Alexandra now stood alone-childless! She appeared at the trial and execution of her daughter in a state of frantic delirium, furious and prominent among the accusers of that idol and innocent victim, and apparently ready to anticipate the executioner in his office of blood. Some believed that this hallucination was only assumed to soften the heart of Herod, or throw him off his guard; and others thought that it was the degradation of a great, but broken spirit, seeking, by unworthy arts, to preserve the fragment of her own life. Alexandra may have, indeed, still wished to live; for her last act showed she had still something to live for-vengeance! The murderer of her husband, brother, son, daughter, kindred, and friends, still existed; and her wrongs were unavenged!
Whatever had been the violence of Herod's passion for Mariamne during her life, it augmented in intensity after her death. Haunted by his crime and his love, he was said to have become frantic by remorse and affection. He went from one excess of grief and rage to another;
and the violence of his regrets and of his contrition drove him from public life. He abandoned the government of Judea (at the moment it was afflicted by a plague, which he and the nation alike considered as a judgment;) and he flew to the deserts of Samaria, where he was seized with an inflammation of the brain, and with other symptoms beyond the reach of his physician's skill.
It was then that Alexandra recovered her powers of action, and appeared in all her old pertinacity of spirit, and subtilty of resource. She summoned the governor of the two fortresses which dominated Jerusalem, (the one in the heart of the city, the other near the temple, which together commanded the whole country) to surrender them, in the name of the two sons of Herod and of Mariamne; she called on the troops and their officers, and, above all, she called upon the people, to protect the rights of their lineal princes and pontiffs, and to defend their country and their religion; and, struggling for both to the last, with the valour of Judith, and the patriotism of Esther, she fell before a force, against which her spirit and her energies were vainly opposed. Achiab, the nephew of Herod and governor of the citadel, sent a secret intima. tion of the conduct of Alexandra to the mad and dying king. Her name roused his fierce energy, acting like a spell upon his prostrated spirit; and, with the first gleam of returning reason, or of habitual cruelty, he expedited an order for her instant death.

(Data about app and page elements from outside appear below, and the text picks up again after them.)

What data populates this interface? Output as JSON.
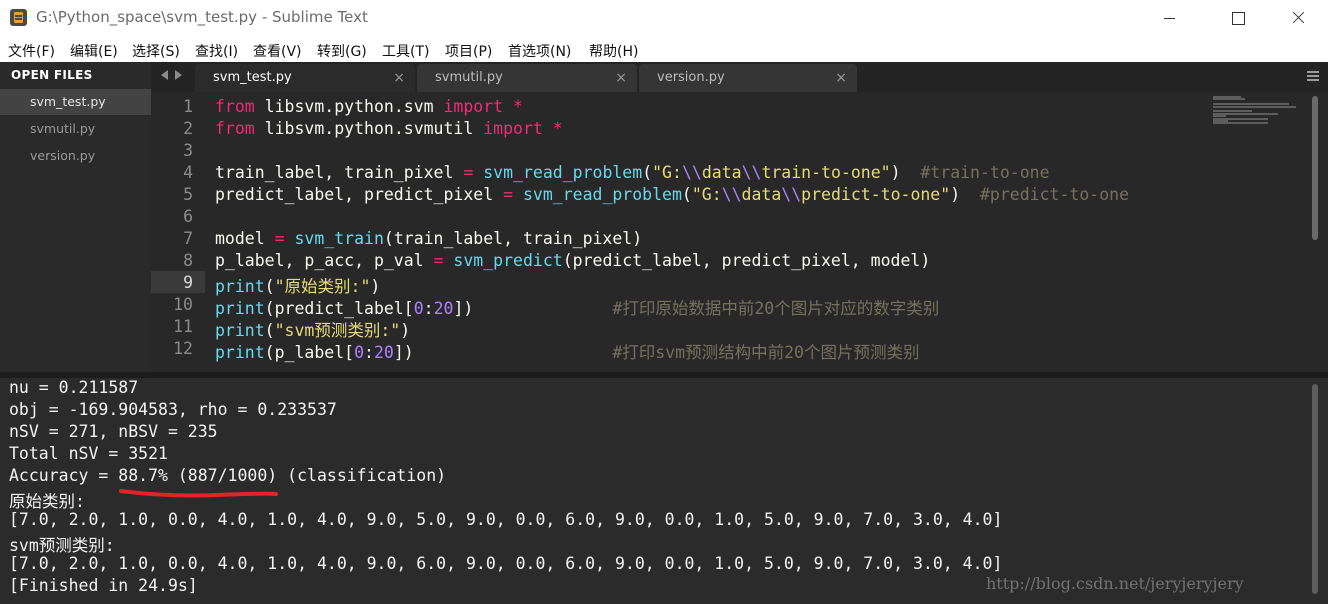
{
  "window": {
    "title": "G:\\Python_space\\svm_test.py - Sublime Text"
  },
  "menu": [
    "文件(F)",
    "编辑(E)",
    "选择(S)",
    "查找(I)",
    "查看(V)",
    "转到(G)",
    "工具(T)",
    "项目(P)",
    "首选项(N)",
    "帮助(H)"
  ],
  "sidebar": {
    "header": "OPEN FILES",
    "files": [
      "svm_test.py",
      "svmutil.py",
      "version.py"
    ],
    "active_index": 0
  },
  "tabs": [
    {
      "label": "svm_test.py",
      "close": "×"
    },
    {
      "label": "svmutil.py",
      "close": "×"
    },
    {
      "label": "version.py",
      "close": "×"
    }
  ],
  "editor": {
    "highlighted_line": 9,
    "line_numbers": [
      "1",
      "2",
      "3",
      "4",
      "5",
      "6",
      "7",
      "8",
      "9",
      "10",
      "11",
      "12"
    ],
    "code": [
      [
        [
          "kw",
          "from"
        ],
        [
          "plain",
          " libsvm.python.svm "
        ],
        [
          "kw",
          "import"
        ],
        [
          "plain",
          " "
        ],
        [
          "kw",
          "*"
        ]
      ],
      [
        [
          "kw",
          "from"
        ],
        [
          "plain",
          " libsvm.python.svmutil "
        ],
        [
          "kw",
          "import"
        ],
        [
          "plain",
          " "
        ],
        [
          "kw",
          "*"
        ]
      ],
      [],
      [
        [
          "plain",
          "train_label, train_pixel "
        ],
        [
          "kw",
          "="
        ],
        [
          "plain",
          " "
        ],
        [
          "fn",
          "svm_read_problem"
        ],
        [
          "plain",
          "("
        ],
        [
          "str",
          "\"G:"
        ],
        [
          "esc",
          "\\\\"
        ],
        [
          "str",
          "data"
        ],
        [
          "esc",
          "\\\\"
        ],
        [
          "str",
          "train-to-one\""
        ],
        [
          "plain",
          ")  "
        ],
        [
          "cmt",
          "#train-to-one"
        ]
      ],
      [
        [
          "plain",
          "predict_label, predict_pixel "
        ],
        [
          "kw",
          "="
        ],
        [
          "plain",
          " "
        ],
        [
          "fn",
          "svm_read_problem"
        ],
        [
          "plain",
          "("
        ],
        [
          "str",
          "\"G:"
        ],
        [
          "esc",
          "\\\\"
        ],
        [
          "str",
          "data"
        ],
        [
          "esc",
          "\\\\"
        ],
        [
          "str",
          "predict-to-one\""
        ],
        [
          "plain",
          ")  "
        ],
        [
          "cmt",
          "#predict-to-one"
        ]
      ],
      [],
      [
        [
          "plain",
          "model "
        ],
        [
          "kw",
          "="
        ],
        [
          "plain",
          " "
        ],
        [
          "fn",
          "svm_train"
        ],
        [
          "plain",
          "(train_label, train_pixel)"
        ]
      ],
      [
        [
          "plain",
          "p_label, p_acc, p_val "
        ],
        [
          "kw",
          "="
        ],
        [
          "plain",
          " "
        ],
        [
          "fn",
          "svm_predict"
        ],
        [
          "plain",
          "(predict_label, predict_pixel, model)"
        ]
      ],
      [
        [
          "fn",
          "print"
        ],
        [
          "plain",
          "("
        ],
        [
          "str",
          "\"原始类别:\""
        ],
        [
          "plain",
          ")"
        ]
      ],
      [
        [
          "fn",
          "print"
        ],
        [
          "plain",
          "(predict_label["
        ],
        [
          "num",
          "0"
        ],
        [
          "plain",
          ":"
        ],
        [
          "num",
          "20"
        ],
        [
          "plain",
          "])              "
        ],
        [
          "cmt",
          "#打印原始数据中前20个图片对应的数字类别"
        ]
      ],
      [
        [
          "fn",
          "print"
        ],
        [
          "plain",
          "("
        ],
        [
          "str",
          "\"svm预测类别:\""
        ],
        [
          "plain",
          ")"
        ]
      ],
      [
        [
          "fn",
          "print"
        ],
        [
          "plain",
          "(p_label["
        ],
        [
          "num",
          "0"
        ],
        [
          "plain",
          ":"
        ],
        [
          "num",
          "20"
        ],
        [
          "plain",
          "])                    "
        ],
        [
          "cmt",
          "#打印svm预测结构中前20个图片预测类别"
        ]
      ]
    ]
  },
  "output": {
    "lines": [
      "nu = 0.211587",
      "obj = -169.904583, rho = 0.233537",
      "nSV = 271, nBSV = 235",
      "Total nSV = 3521",
      "Accuracy = 88.7% (887/1000) (classification)",
      "原始类别:",
      "[7.0, 2.0, 1.0, 0.0, 4.0, 1.0, 4.0, 9.0, 5.0, 9.0, 0.0, 6.0, 9.0, 0.0, 1.0, 5.0, 9.0, 7.0, 3.0, 4.0]",
      "svm预测类别:",
      "[7.0, 2.0, 1.0, 0.0, 4.0, 1.0, 4.0, 9.0, 6.0, 9.0, 0.0, 6.0, 9.0, 0.0, 1.0, 5.0, 9.0, 7.0, 3.0, 4.0]",
      "[Finished in 24.9s]"
    ],
    "watermark": "http://blog.csdn.net/jeryjeryjery"
  },
  "colors": {
    "keyword": "#f92672",
    "function": "#66d9ef",
    "string": "#e6db74",
    "number": "#ae81ff",
    "comment": "#75715e",
    "annotation": "#e0242a"
  }
}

Thus fell Alexandra, the last of the heroic female patriots of Israel—a memorable manifestation of mind under the influence of the outraged affections of maternity, a martyr to physical violence, directed against her rights and life by the passions of man in his high mastery over all, save himself! Herod lived on, feared and execrated; and died a dreadful death, to be cursed to all posterity. The victim of his victims, he "never (says the most favourable of all his historians) recovered his mind, or held any power over his infuriate passions, after the murder of Mariamne;" until, at length, he whom Augustus called "friend," and the world called "great," imbued his hands in the blood of his own sons, and became known to posterity by scarcely any other cognomen, than that well befitting an infanticide" the murderer of the innocents,"